These shapes, forms, and lines have often been compared to zygotes, doughnuts, seaweed, and geodes. Lutz’s canvases have also been compared to underwater worlds — probably because of their prominent blues and greens, and their translucent nature. But this comparison would be a mistake. These are not abstracted images of objects in our reality, but rather objects unto themselves, formed over time in Lutz’s imagination.
“The forms are not intended to be something,” Lutz says. “They’re open to the viewer.” They compose a private, consistent visual language, allowing for a real dialogue between artist and viewer.
Lutz has been summering in Truro for almost 40 years. She was born in Madison, Wisc. and, having lived most of her childhood in Vermont and Guatemala, she now divides her time between Truro and upstate New York, where she recently moved after 25 years in New York’s West Village.
Painting, studying, and honing her craft have been never-ending pursuits for Lutz. During her first summer here as a teenager, she took workshops at Truro Center for the Arts at Castle Hill (where she now serves on the board). She later earned fine arts degrees from Skidmore College and American University and spread her roots deeply through the Cape artistic community — first at a women’s cooperative artists’ group and the now vanished DNA Gallery, then as a founding member of artSTRAND, also defunct.
She finally found a home at Schoolhouse Gallery, where she’s been represented since 2013. A show of her paintings, prints, and small works is currently on view there — a testament to a mature artist working at the top of her game.
It’s apparent that Lutz and Carroll not only respect each other’s work, they also enjoy one another’s company. Meeting at Carroll’s house (as that was where Lutz’s work was stored before the show), they greet each other with hugs, squeals, kisses, and a bottle of white wine. “Not many painters use joy in their toolbox,” Carroll notes. “Each of her paintings is a synthesis of joy and feminine strength.”

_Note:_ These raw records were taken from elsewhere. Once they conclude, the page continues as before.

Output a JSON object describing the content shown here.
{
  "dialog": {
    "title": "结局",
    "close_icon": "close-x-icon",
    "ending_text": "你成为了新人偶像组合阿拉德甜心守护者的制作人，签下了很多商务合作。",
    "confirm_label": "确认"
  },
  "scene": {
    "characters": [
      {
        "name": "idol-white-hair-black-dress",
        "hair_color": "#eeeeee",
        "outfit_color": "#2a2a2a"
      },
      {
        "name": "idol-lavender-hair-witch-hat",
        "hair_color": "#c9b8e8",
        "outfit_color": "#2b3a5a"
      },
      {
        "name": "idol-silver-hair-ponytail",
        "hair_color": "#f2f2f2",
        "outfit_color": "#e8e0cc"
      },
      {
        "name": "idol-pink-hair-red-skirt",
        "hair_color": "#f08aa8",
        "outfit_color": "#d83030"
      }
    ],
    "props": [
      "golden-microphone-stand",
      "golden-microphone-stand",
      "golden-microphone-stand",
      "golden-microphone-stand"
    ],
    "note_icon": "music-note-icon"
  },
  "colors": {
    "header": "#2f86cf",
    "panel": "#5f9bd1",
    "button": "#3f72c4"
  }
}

Lutz is not interested in making representational art. “What I really love is the dichotomy that can exist in a painting — the way paint can make things look flat and two-dimensional, and also create an illusion of deep atmospheric space,” she says. “It’s most interesting when you have moments when both are happening in the same painting because they accentuate each other.
“Another dichotomy I find compelling is geometric and organic forms co-existing,” she continues. “There are so many forms of nature that mimic the idea of rounded, organic forms made up of multiples in a geometric way.” She cites the veins in a leaf, a nautilus shell, and a dried poppy seed casing as examples.
Action and motion are constants in Lutz’s work, resulting from the artist’s ability to place and control the materials on her canvases. The eye never really stops as it follows shapes and lines through and around space. Carroll says that Lutz’s work reminds him of Paul Klee’s famous remark, “A line is a dot that went for a walk,” because “people become immediately involved in her works and are very glad to follow her hand through the various decisions she has made.”
Some of those decisions, however, are a bit intuitive. The sense of space in Lutz’s work is the result of “scraping unaccountable layers,” she says. “I don’t know the atmosphere until it’s there.”
Love and Lutz
The event: Works by Sarah Lutz, alongside ones by Jennifer Amadeo-Holl, Jeannie Motherwell, Ted Kincaid, and Anna Poor
The time: Through Aug. 11; open daily, 11 a.m. to 5 p.m.; Thursday through Sunday, until 8 p.m.
The place: Schoolhouse Gallery, 494 Commercial St., Provincetown
The cost: Free